[Opening DATA IN THIS EXERCISE section]

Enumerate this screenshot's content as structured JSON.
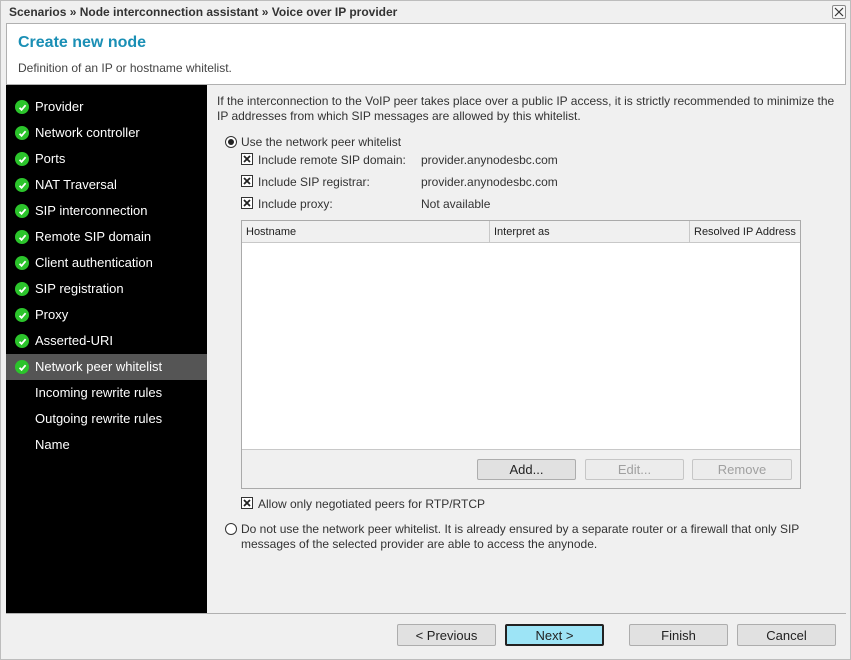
{
  "window": {
    "breadcrumb": "Scenarios » Node interconnection assistant » Voice over IP provider",
    "close_icon": "close-icon"
  },
  "header": {
    "title": "Create new node",
    "subtitle": "Definition of an IP or hostname whitelist."
  },
  "sidebar": {
    "items": [
      {
        "label": "Provider",
        "completed": true,
        "active": false
      },
      {
        "label": "Network controller",
        "completed": true,
        "active": false
      },
      {
        "label": "Ports",
        "completed": true,
        "active": false
      },
      {
        "label": "NAT Traversal",
        "completed": true,
        "active": false
      },
      {
        "label": "SIP interconnection",
        "completed": true,
        "active": false
      },
      {
        "label": "Remote SIP domain",
        "completed": true,
        "active": false
      },
      {
        "label": "Client authentication",
        "completed": true,
        "active": false
      },
      {
        "label": "SIP registration",
        "completed": true,
        "active": false
      },
      {
        "label": "Proxy",
        "completed": true,
        "active": false
      },
      {
        "label": "Asserted-URI",
        "completed": true,
        "active": false
      },
      {
        "label": "Network peer whitelist",
        "completed": true,
        "active": true
      },
      {
        "label": "Incoming rewrite rules",
        "completed": false,
        "active": false
      },
      {
        "label": "Outgoing rewrite rules",
        "completed": false,
        "active": false
      },
      {
        "label": "Name",
        "completed": false,
        "active": false
      }
    ]
  },
  "main": {
    "intro": "If the interconnection to the VoIP peer takes place over a public IP access, it is strictly recommended to minimize the IP addresses from which SIP messages are allowed by this whitelist.",
    "use_whitelist": {
      "label": "Use the network peer whitelist",
      "selected": true
    },
    "includes": [
      {
        "label": "Include remote SIP domain:",
        "checked": true,
        "value": "provider.anynodesbc.com"
      },
      {
        "label": "Include SIP registrar:",
        "checked": true,
        "value": "provider.anynodesbc.com"
      },
      {
        "label": "Include proxy:",
        "checked": true,
        "value": "Not available"
      }
    ],
    "table": {
      "columns": [
        "Hostname",
        "Interpret as",
        "Resolved IP Address"
      ],
      "rows": []
    },
    "table_buttons": {
      "add": "Add...",
      "edit": "Edit...",
      "remove": "Remove"
    },
    "allow_negotiated": {
      "label": "Allow only negotiated peers for RTP/RTCP",
      "checked": true
    },
    "no_whitelist": {
      "label": "Do not use the network peer whitelist. It is already ensured by a separate router or a firewall that only SIP messages of the selected provider are able to access the anynode.",
      "selected": false
    }
  },
  "footer": {
    "previous": "< Previous",
    "next": "Next >",
    "finish": "Finish",
    "cancel": "Cancel"
  }
}
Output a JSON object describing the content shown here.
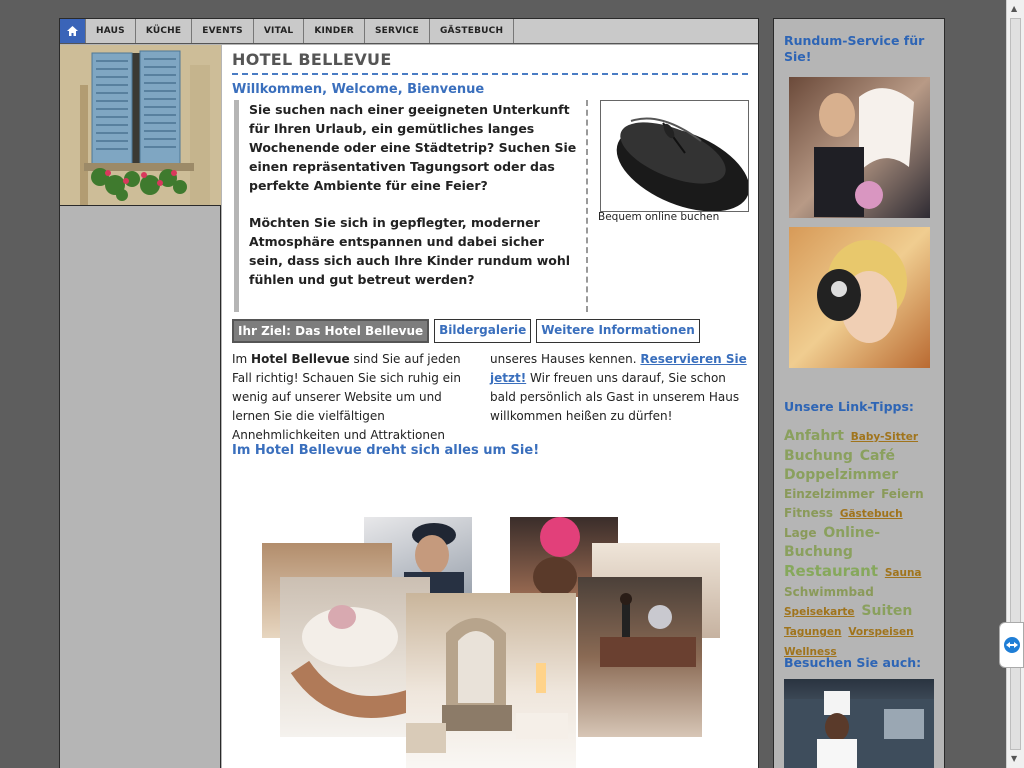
{
  "nav": {
    "home_icon": "home-icon",
    "items": [
      "HAUS",
      "KÜCHE",
      "EVENTS",
      "VITAL",
      "KINDER",
      "SERVICE",
      "GÄSTEBUCH"
    ]
  },
  "main": {
    "title": "HOTEL BELLEVUE",
    "subtitle": "Willkommen, Welcome, Bienvenue",
    "intro_p1": "Sie suchen nach einer geeigneten Unterkunft für Ihren Urlaub, ein gemütliches langes Wochenende oder eine Städtetrip? Suchen Sie einen repräsentativen Tagungsort oder das perfekte Ambiente für eine Feier?",
    "intro_p2": "Möchten Sie sich in gepflegter, moderner Atmosphäre entspannen und dabei sicher sein, dass sich auch Ihre Kinder rundum wohl fühlen und gut betreut werden?",
    "mouse_caption": "Bequem online buchen",
    "tabs": [
      "Ihr Ziel: Das Hotel Bellevue",
      "Bildergalerie",
      "Weitere Informationen"
    ],
    "body_pre": "Im ",
    "body_hotel": "Hotel Bellevue",
    "body_rest1": " sind Sie auf jeden Fall richtig! Schauen Sie sich ruhig ein wenig auf unserer Website um und lernen Sie die vielfältigen Annehmlichkeiten und Attraktionen",
    "body2_pre": "unseres Hauses kennen. ",
    "body2_link": "Reservieren Sie jetzt!",
    "body2_rest": " Wir freuen uns darauf, Sie schon bald persönlich als Gast in unserem Haus willkommen heißen zu dürfen!",
    "tagline": "Im Hotel Bellevue dreht sich alles um Sie!"
  },
  "sidebar": {
    "heading1": "Rundum-Service für Sie!",
    "heading2": "Unsere Link-Tipps:",
    "heading3": "Besuchen Sie auch:",
    "tags": [
      {
        "label": "Anfahrt",
        "size": 3
      },
      {
        "label": "Baby-Sitter",
        "size": 1
      },
      {
        "label": "Buchung",
        "size": 3
      },
      {
        "label": "Café",
        "size": 3
      },
      {
        "label": "Doppelzimmer",
        "size": 3
      },
      {
        "label": "Einzelzimmer",
        "size": 2
      },
      {
        "label": "Feiern",
        "size": 2
      },
      {
        "label": "Fitness",
        "size": 2
      },
      {
        "label": "Gästebuch",
        "size": 1
      },
      {
        "label": "Lage",
        "size": 2
      },
      {
        "label": "Online-Buchung",
        "size": 3
      },
      {
        "label": "Restaurant",
        "size": 4
      },
      {
        "label": "Sauna",
        "size": 1
      },
      {
        "label": "Schwimmbad",
        "size": 2
      },
      {
        "label": "Speisekarte",
        "size": 1
      },
      {
        "label": "Suiten",
        "size": 3
      },
      {
        "label": "Tagungen",
        "size": 1
      },
      {
        "label": "Vorspeisen",
        "size": 1
      },
      {
        "label": "Wellness",
        "size": 1
      }
    ]
  },
  "colors": {
    "accent": "#3a6fbd",
    "nav_home": "#3a64b8",
    "tag_link": "#8c7a2c"
  }
}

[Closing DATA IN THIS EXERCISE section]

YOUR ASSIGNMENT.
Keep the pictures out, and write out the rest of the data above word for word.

YOUR SOLUTION.
Enumerate this screenshot's content as structured JSON.
{
  "window": {
    "breadcrumb": "Scenarios » Node interconnection assistant » Voice over IP provider",
    "close_icon": "close-icon"
  },
  "header": {
    "title": "Create new node",
    "subtitle": "Definition of an IP or hostname whitelist."
  },
  "sidebar": {
    "items": [
      {
        "label": "Provider",
        "completed": true,
        "active": false
      },
      {
        "label": "Network controller",
        "completed": true,
        "active": false
      },
      {
        "label": "Ports",
        "completed": true,
        "active": false
      },
      {
        "label": "NAT Traversal",
        "completed": true,
        "active": false
      },
      {
        "label": "SIP interconnection",
        "completed": true,
        "active": false
      },
      {
        "label": "Remote SIP domain",
        "completed": true,
        "active": false
      },
      {
        "label": "Client authentication",
        "completed": true,
        "active": false
      },
      {
        "label": "SIP registration",
        "completed": true,
        "active": false
      },
      {
        "label": "Proxy",
        "completed": true,
        "active": false
      },
      {
        "label": "Asserted-URI",
        "completed": true,
        "active": false
      },
      {
        "label": "Network peer whitelist",
        "completed": true,
        "active": true
      },
      {
        "label": "Incoming rewrite rules",
        "completed": false,
        "active": false
      },
      {
        "label": "Outgoing rewrite rules",
        "completed": false,
        "active": false
      },
      {
        "label": "Name",
        "completed": false,
        "active": false
      }
    ]
  },
  "main": {
    "intro": "If the interconnection to the VoIP peer takes place over a public IP access, it is strictly recommended to minimize the IP addresses from which SIP messages are allowed by this whitelist.",
    "use_whitelist": {
      "label": "Use the network peer whitelist",
      "selected": true
    },
    "includes": [
      {
        "label": "Include remote SIP domain:",
        "checked": true,
        "value": "provider.anynodesbc.com"
      },
      {
        "label": "Include SIP registrar:",
        "checked": true,
        "value": "provider.anynodesbc.com"
      },
      {
        "label": "Include proxy:",
        "checked": true,
        "value": "Not available"
      }
    ],
    "table": {
      "columns": [
        "Hostname",
        "Interpret as",
        "Resolved IP Address"
      ],
      "rows": []
    },
    "table_buttons": {
      "add": "Add...",
      "edit": "Edit...",
      "remove": "Remove"
    },
    "allow_negotiated": {
      "label": "Allow only negotiated peers for RTP/RTCP",
      "checked": true
    },
    "no_whitelist": {
      "label": "Do not use the network peer whitelist. It is already ensured by a separate router or a firewall that only SIP messages of the selected provider are able to access the anynode.",
      "selected": false
    }
  },
  "footer": {
    "previous": "< Previous",
    "next": "Next >",
    "finish": "Finish",
    "cancel": "Cancel"
  }
}
Output a JSON object describing the content shown here.
{
  "nav": {
    "home_icon": "home-icon",
    "items": [
      "HAUS",
      "KÜCHE",
      "EVENTS",
      "VITAL",
      "KINDER",
      "SERVICE",
      "GÄSTEBUCH"
    ]
  },
  "main": {
    "title": "HOTEL BELLEVUE",
    "subtitle": "Willkommen, Welcome, Bienvenue",
    "intro_p1": "Sie suchen nach einer geeigneten Unterkunft für Ihren Urlaub, ein gemütliches langes Wochenende oder eine Städtetrip? Suchen Sie einen repräsentativen Tagungsort oder das perfekte Ambiente für eine Feier?",
    "intro_p2": "Möchten Sie sich in gepflegter, moderner Atmosphäre entspannen und dabei sicher sein, dass sich auch Ihre Kinder rundum wohl fühlen und gut betreut werden?",
    "mouse_caption": "Bequem online buchen",
    "tabs": [
      "Ihr Ziel: Das Hotel Bellevue",
      "Bildergalerie",
      "Weitere Informationen"
    ],
    "body_pre": "Im ",
    "body_hotel": "Hotel Bellevue",
    "body_rest1": " sind Sie auf jeden Fall richtig! Schauen Sie sich ruhig ein wenig auf unserer Website um und lernen Sie die vielfältigen Annehmlichkeiten und Attraktionen",
    "body2_pre": "unseres Hauses kennen. ",
    "body2_link": "Reservieren Sie jetzt!",
    "body2_rest": " Wir freuen uns darauf, Sie schon bald persönlich als Gast in unserem Haus willkommen heißen zu dürfen!",
    "tagline": "Im Hotel Bellevue dreht sich alles um Sie!"
  },
  "sidebar": {
    "heading1": "Rundum-Service für Sie!",
    "heading2": "Unsere Link-Tipps:",
    "heading3": "Besuchen Sie auch:",
    "tags": [
      {
        "label": "Anfahrt",
        "size": 3
      },
      {
        "label": "Baby-Sitter",
        "size": 1
      },
      {
        "label": "Buchung",
        "size": 3
      },
      {
        "label": "Café",
        "size": 3
      },
      {
        "label": "Doppelzimmer",
        "size": 3
      },
      {
        "label": "Einzelzimmer",
        "size": 2
      },
      {
        "label": "Feiern",
        "size": 2
      },
      {
        "label": "Fitness",
        "size": 2
      },
      {
        "label": "Gästebuch",
        "size": 1
      },
      {
        "label": "Lage",
        "size": 2
      },
      {
        "label": "Online-Buchung",
        "size": 3
      },
      {
        "label": "Restaurant",
        "size": 4
      },
      {
        "label": "Sauna",
        "size": 1
      },
      {
        "label": "Schwimmbad",
        "size": 2
      },
      {
        "label": "Speisekarte",
        "size": 1
      },
      {
        "label": "Suiten",
        "size": 3
      },
      {
        "label": "Tagungen",
        "size": 1
      },
      {
        "label": "Vorspeisen",
        "size": 1
      },
      {
        "label": "Wellness",
        "size": 1
      }
    ]
  },
  "colors": {
    "accent": "#3a6fbd",
    "nav_home": "#3a64b8",
    "tag_link": "#8c7a2c"
  }
}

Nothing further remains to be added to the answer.